Gordon was impressed with Sterling the Bubblesmith and made sure to record a video of his bubble performance for her grandson, and she couldn’t contain her excitement surrounding one feature at the fair that she had also heard much about — Hypnotist Suzy Haner’s show.

“Everyone’s told me her shows are absolutely outstanding,” Gordon said, adding that she’d prefer to watch the show from the audience rather than be hypnotized on stage. “I’m so excited to be here.”

While Friday was full of firsts for many, it also marked the final opening night for the Stanislaus County Fair’s beloved floriculture staff who plan to retire after the fair’s 10-day run. Combined, the 15 employees who plan on retiring at the end of the event have at least 195 years of experience, floriculture co-superintendent Dick Davis said.

Davis shares the duties of overseeing the floriculture department with his fellow co-superintendent Harold Whaley, who at 90 years old has over 40 years of experience working at the fair — 27 of which have been in the floriculture department.

It was Whaley’s decision to retire this year that ultimately led the rest of the staff to do the same, Davis said.

“We all made a pact and said when Harold quits or retires, we’re all going to go,” Davis said. “It’s always fun and we have a great time, but eventually you just want some time off to do other things and be a little more free in the summer.”

With 30 years of experience working in the floriculture department himself, Davis said that he will most miss the comradery between the employees.

“The thing I’ll miss most is the way all of our staff works together and helps each other,” he said.

As the floriculture department savored their last opening night at the fair, Ceres resident Renee Bargas prepared to enjoy Friday’s John Michael Montgomery concert on the Bud Light Variety Free Stage. Bargas and her mother waited for hours before the 8:30 p.m. showtime to get front row seats, she said.

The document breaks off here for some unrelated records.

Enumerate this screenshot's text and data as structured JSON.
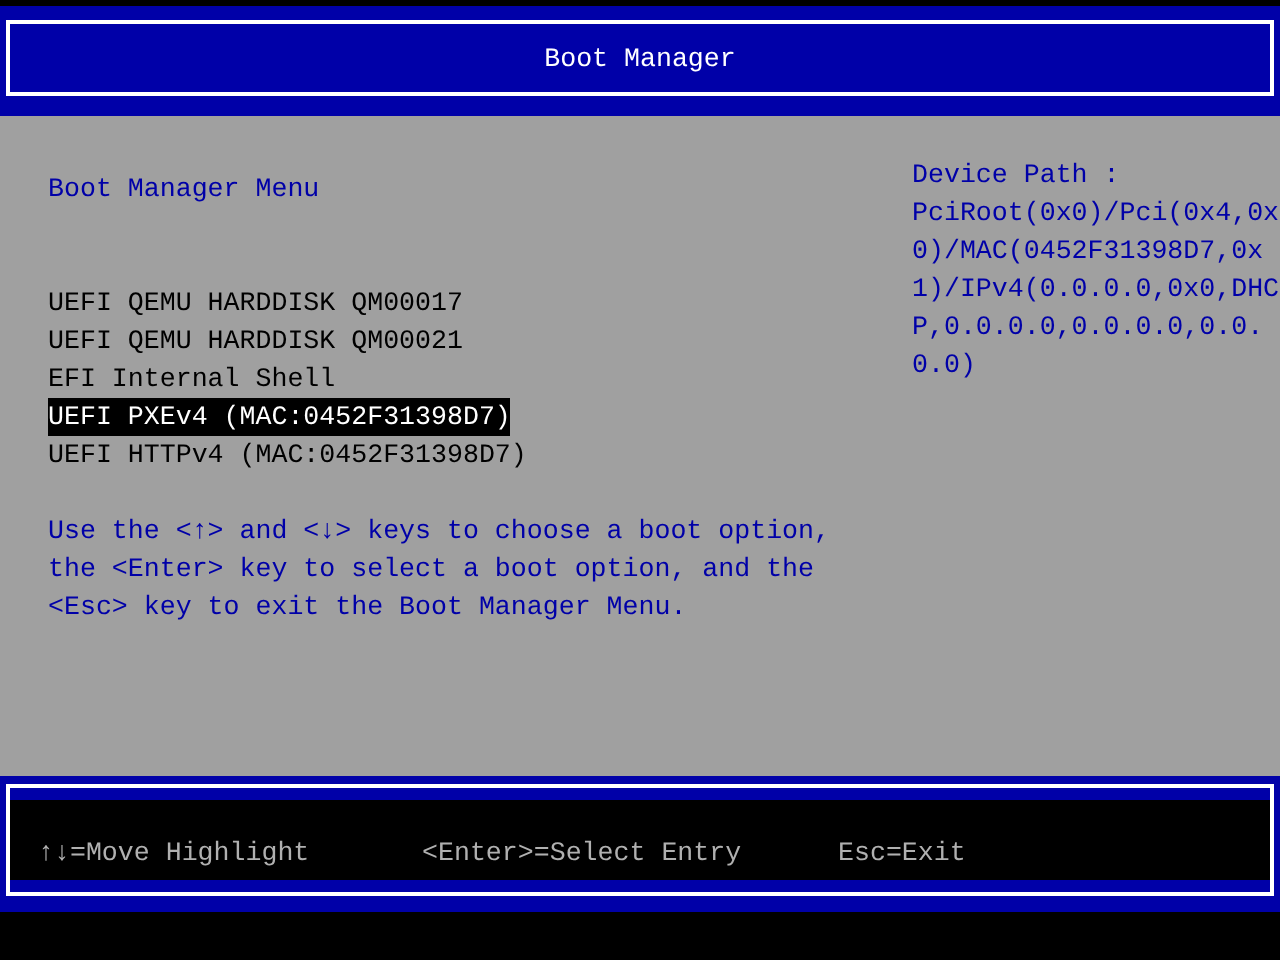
{
  "window": {
    "title": "Boot Manager"
  },
  "menu": {
    "title": "Boot Manager Menu",
    "items": [
      {
        "label": "UEFI QEMU HARDDISK QM00017",
        "selected": false
      },
      {
        "label": "UEFI QEMU HARDDISK QM00021",
        "selected": false
      },
      {
        "label": "EFI Internal Shell",
        "selected": false
      },
      {
        "label": "UEFI PXEv4 (MAC:0452F31398D7)",
        "selected": true
      },
      {
        "label": "UEFI HTTPv4 (MAC:0452F31398D7)",
        "selected": false
      }
    ],
    "help": [
      "Use the <↑> and <↓> keys to choose a boot option,",
      "the <Enter> key to select a boot option, and the",
      "<Esc> key to exit the Boot Manager Menu."
    ]
  },
  "device_path": {
    "label": "Device Path :",
    "value": "PciRoot(0x0)/Pci(0x4,0x0)/MAC(0452F31398D7,0x1)/IPv4(0.0.0.0,0x0,DHCP,0.0.0.0,0.0.0.0,0.0.0.0)"
  },
  "status_bar": [
    "↑↓=Move Highlight",
    "<Enter>=Select Entry",
    "Esc=Exit"
  ]
}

“I’ve been a big fan of his ever since I was little,” Bargas said. “My parents always listened to him and I get my music taste from my dad, so I’m excited to see the concert.”

Bargas added that she would be returning to watch more concerts later in the week, including Trace Adkins and Easton Corbin.

“The concerts are what keep me coming back year after year,” she said.

While concertgoers waited in the sun for a glimpse of the country star, FFA and 4-H members nearby in the ag pavilion worked to keep their animals cool despite the evening’s hot temperatures. While the 96-degree temperatures had fairgoers wiping their brow, it’s expected to be even hotter over the weekend with triple digit weather until Tuesday.

Hilmar High School junior John Alamo said that the five cows he’s showing at the fair this year don’t milk well under warm temperatures, making it important to keep the heifers cool as they rest.

“In a commercial dairy, when it gets above 70 degrees fans come on and there are misters to keep the cows cool,” Alamo said. “So, here we hose them off during the day when it’s really hot and we also have fans,” Alamo said.

Despite the heat and expected warm weekend, Alamo and his fellow FFA members weren’t worried about themselves beating the high temperatures.

“We drink a lot of milk to stay cool,” he joked. “Our priority is to keep the cows comfortable.”

The Stanislaus County Fair runs through July 22 and is open from 5 p.m. until midnight weekdays and noon to midnight on Saturday and Sunday. Adult admission is $12, and the price for children ages 7-12 is $7. Children six and under are free. Tickets and ride wristbands can also be purchased online at